“I want to go out while I’m still really good, while I’m on top.” said Stevens, who recently moved to San Francisco with an eye on the future but has only been home a few times this year. “What I’ve learned from my career is you can do a lot of things in your life. … I loved my New York years. I love my cycling years. Whatever I do next, I’m excited to love that as well.”
And a good performance this week will go a long way towards ensuring 2016 is a landmark year. If she were to win one of the events, she would clinch a spot on the U.S. Olympic team, which would allow her to race next year with a singular goal.
“To automatically have a spot for the Olympics would be wonderful,” she said. “[In an Olympic year] people become a little more intense. It’s a very different environment the whole season because it’s the biggest event for female cyclists.”
Back at the Big Green tennis office, Dallis doesn’t always keep up with events like the women’s Fleche Wallonne or the Holland Ladies Tour – where Stevens has her name on the past winner’s list. But it’s hard to miss the Olympics – the smallest Ivy League school doesn’t have too many Olympians.
“Anytime you see a Dartmouth alum doing well, there’s a great deal of pride,” Dallis said. “We joke around — I’m the only college tennis coach who’s coached an Olympian.”

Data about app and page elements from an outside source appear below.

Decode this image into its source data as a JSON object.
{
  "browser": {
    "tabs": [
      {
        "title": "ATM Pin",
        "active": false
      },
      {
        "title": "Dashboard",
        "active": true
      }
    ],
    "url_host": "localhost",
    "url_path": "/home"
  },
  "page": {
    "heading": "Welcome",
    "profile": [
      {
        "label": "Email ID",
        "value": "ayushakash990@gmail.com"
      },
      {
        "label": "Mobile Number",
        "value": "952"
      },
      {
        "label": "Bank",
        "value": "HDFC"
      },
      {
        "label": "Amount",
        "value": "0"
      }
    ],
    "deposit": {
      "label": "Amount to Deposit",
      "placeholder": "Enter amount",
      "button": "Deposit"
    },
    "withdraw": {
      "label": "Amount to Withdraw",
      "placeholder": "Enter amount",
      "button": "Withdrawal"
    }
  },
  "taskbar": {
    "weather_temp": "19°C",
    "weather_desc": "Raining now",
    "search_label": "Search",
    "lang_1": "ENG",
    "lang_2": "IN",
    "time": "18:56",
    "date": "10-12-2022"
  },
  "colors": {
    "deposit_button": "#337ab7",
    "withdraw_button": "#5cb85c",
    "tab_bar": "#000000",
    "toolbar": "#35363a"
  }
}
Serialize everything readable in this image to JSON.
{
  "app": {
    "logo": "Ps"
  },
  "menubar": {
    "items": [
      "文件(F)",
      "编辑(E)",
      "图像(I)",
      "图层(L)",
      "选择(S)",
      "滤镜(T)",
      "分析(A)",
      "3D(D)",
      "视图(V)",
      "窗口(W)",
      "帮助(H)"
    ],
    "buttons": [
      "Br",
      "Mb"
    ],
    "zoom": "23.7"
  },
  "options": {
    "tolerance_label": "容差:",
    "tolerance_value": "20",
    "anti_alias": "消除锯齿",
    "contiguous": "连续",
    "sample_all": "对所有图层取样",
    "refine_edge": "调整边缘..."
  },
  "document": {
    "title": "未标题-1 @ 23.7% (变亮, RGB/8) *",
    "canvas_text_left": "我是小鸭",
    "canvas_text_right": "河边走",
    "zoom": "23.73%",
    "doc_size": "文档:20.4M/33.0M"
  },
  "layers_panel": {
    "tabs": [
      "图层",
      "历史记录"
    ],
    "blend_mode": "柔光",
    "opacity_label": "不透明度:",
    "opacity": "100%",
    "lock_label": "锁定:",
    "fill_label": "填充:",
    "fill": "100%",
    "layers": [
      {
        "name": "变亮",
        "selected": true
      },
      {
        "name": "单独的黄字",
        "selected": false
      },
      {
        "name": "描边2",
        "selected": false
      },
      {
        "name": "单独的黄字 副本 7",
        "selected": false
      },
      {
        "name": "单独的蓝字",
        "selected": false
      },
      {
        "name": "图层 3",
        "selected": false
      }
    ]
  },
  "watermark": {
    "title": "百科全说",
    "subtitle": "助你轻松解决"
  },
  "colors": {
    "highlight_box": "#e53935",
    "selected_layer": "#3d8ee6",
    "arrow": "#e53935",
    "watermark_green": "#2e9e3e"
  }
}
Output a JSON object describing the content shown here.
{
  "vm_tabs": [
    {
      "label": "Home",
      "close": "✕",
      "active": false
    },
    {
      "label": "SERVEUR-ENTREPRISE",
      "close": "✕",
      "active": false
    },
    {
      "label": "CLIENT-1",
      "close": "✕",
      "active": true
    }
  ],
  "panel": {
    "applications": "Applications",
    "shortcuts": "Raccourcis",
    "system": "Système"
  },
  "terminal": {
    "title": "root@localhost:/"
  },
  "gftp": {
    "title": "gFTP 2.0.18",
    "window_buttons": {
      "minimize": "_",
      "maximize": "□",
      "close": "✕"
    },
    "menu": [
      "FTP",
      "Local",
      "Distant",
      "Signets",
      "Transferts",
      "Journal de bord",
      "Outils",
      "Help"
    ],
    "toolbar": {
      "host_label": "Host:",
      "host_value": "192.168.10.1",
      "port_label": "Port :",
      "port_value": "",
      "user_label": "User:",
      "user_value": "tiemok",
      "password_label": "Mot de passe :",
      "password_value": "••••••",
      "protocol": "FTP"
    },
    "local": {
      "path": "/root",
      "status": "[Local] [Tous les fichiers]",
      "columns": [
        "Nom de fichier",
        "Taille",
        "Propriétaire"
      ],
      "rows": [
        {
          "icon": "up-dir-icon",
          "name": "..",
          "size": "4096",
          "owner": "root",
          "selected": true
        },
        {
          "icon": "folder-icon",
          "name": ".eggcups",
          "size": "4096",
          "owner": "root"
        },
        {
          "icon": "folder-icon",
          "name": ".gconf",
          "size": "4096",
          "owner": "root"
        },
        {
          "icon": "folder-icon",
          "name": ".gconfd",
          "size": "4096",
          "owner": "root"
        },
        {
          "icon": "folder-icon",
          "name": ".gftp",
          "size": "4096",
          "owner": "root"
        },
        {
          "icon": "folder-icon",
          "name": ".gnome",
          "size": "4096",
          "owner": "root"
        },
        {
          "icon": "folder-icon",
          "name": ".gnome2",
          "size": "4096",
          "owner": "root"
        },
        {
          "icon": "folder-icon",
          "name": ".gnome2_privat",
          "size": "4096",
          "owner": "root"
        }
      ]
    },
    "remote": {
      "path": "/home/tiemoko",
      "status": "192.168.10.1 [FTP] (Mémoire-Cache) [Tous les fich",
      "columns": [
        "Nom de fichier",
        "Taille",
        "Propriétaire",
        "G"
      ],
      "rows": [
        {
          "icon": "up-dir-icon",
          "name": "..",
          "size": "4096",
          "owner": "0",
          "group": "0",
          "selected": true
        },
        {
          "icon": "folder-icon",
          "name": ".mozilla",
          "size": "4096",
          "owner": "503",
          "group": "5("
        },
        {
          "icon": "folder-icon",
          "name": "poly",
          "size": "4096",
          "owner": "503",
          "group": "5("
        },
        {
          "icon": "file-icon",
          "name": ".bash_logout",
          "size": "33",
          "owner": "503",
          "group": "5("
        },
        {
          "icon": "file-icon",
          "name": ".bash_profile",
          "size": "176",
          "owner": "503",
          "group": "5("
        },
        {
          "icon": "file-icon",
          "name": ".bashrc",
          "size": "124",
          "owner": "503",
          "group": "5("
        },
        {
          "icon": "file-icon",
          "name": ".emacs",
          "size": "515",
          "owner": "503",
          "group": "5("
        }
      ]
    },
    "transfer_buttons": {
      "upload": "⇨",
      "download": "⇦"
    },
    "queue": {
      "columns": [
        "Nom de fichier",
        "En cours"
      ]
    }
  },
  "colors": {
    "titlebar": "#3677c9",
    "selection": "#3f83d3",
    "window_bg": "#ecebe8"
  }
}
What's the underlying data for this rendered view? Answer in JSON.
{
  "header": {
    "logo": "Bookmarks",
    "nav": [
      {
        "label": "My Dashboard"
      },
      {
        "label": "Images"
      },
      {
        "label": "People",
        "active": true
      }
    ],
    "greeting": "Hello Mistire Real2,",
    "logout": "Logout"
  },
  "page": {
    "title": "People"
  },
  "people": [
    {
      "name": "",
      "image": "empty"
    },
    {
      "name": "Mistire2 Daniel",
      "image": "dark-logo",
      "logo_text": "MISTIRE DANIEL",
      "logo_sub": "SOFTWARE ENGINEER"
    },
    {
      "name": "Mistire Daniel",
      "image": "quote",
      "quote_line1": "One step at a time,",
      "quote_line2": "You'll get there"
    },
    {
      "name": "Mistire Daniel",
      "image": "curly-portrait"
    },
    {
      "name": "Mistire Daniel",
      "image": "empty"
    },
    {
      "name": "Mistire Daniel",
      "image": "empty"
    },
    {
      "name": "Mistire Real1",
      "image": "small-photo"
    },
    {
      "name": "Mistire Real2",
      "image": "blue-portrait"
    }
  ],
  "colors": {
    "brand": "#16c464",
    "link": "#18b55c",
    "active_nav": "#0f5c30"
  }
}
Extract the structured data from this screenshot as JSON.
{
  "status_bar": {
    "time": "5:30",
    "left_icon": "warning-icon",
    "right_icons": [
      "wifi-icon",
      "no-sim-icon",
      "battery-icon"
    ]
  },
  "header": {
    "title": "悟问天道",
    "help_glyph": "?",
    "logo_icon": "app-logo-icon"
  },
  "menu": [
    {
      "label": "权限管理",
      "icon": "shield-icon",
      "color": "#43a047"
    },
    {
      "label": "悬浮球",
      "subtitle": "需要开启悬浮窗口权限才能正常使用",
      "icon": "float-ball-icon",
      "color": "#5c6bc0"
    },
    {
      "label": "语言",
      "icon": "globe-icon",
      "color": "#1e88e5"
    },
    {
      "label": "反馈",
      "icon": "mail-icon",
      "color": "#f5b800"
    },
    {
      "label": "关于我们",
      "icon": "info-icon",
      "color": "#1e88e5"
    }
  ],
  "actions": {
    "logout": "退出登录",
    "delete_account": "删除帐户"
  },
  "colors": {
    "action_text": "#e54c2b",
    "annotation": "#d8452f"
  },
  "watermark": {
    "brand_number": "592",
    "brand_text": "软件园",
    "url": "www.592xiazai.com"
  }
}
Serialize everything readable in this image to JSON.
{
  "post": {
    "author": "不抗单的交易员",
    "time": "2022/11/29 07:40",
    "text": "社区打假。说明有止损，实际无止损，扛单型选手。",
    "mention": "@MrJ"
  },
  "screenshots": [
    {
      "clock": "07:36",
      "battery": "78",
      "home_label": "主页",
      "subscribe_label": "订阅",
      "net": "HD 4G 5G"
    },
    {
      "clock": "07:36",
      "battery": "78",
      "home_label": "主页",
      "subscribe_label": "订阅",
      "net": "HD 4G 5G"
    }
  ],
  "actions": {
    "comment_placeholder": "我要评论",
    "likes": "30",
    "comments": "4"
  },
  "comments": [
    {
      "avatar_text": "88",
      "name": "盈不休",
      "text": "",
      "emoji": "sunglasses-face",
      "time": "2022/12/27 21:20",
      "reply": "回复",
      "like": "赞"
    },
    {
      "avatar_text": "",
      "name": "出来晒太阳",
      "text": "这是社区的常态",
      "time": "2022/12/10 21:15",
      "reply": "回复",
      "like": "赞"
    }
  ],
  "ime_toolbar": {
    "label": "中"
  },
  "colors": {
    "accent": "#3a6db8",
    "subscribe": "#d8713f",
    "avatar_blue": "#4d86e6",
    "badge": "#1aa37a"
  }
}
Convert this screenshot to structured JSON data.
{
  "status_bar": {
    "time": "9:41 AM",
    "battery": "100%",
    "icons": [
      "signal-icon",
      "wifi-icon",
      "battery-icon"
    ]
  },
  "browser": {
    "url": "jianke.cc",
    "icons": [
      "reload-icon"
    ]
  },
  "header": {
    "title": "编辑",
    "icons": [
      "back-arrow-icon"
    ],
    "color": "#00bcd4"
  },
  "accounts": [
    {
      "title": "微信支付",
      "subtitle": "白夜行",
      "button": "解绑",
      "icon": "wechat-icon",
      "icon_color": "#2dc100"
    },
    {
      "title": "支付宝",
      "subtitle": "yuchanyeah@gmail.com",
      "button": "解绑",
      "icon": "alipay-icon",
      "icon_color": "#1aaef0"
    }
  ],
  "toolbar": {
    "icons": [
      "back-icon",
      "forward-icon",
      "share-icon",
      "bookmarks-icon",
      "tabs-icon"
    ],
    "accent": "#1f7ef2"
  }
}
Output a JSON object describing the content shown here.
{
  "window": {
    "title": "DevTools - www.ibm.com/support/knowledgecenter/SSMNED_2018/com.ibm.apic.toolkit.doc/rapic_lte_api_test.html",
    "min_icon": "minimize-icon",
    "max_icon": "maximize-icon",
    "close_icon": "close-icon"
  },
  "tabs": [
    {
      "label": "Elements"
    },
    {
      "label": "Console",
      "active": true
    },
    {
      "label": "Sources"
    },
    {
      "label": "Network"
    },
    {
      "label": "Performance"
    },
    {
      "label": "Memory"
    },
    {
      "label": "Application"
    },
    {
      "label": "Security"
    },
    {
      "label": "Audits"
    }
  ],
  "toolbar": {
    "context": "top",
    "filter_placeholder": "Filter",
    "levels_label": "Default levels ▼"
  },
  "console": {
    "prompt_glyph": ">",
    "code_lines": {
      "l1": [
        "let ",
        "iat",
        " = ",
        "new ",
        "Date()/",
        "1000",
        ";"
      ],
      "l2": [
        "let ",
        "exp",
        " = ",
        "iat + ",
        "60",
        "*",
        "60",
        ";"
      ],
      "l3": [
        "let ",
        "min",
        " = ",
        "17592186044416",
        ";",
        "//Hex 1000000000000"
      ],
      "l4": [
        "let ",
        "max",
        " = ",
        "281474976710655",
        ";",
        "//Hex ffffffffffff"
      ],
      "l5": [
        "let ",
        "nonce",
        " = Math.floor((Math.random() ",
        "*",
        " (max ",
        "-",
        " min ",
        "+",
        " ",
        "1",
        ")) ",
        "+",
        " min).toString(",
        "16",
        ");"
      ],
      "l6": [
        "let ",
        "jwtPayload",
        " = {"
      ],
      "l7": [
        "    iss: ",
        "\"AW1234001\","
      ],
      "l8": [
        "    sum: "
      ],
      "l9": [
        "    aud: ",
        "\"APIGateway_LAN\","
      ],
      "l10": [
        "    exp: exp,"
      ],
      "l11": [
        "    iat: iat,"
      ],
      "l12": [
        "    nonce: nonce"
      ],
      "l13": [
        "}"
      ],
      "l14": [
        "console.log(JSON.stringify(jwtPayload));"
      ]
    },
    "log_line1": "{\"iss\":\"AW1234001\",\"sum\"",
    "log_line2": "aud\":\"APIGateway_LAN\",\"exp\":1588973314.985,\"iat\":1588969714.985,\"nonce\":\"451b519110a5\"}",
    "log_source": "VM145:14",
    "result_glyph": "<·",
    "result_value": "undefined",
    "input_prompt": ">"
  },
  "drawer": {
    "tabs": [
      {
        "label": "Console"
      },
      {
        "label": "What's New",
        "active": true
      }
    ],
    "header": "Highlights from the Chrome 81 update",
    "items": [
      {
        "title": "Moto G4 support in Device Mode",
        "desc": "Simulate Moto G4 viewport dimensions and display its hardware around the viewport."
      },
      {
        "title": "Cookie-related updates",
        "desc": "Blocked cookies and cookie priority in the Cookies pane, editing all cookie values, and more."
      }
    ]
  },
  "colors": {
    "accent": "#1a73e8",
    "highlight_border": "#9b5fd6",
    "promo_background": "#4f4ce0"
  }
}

Above: Evelyn Stevens of the United States riding for Boels Dolmans races to first place in the women’s individual time trial at the 2015 Amgen Tour of California earlier this year. Stevens switched from tennis to cycling after college and found her athletic future. (Photo by Doug Pensinger/Getty Images)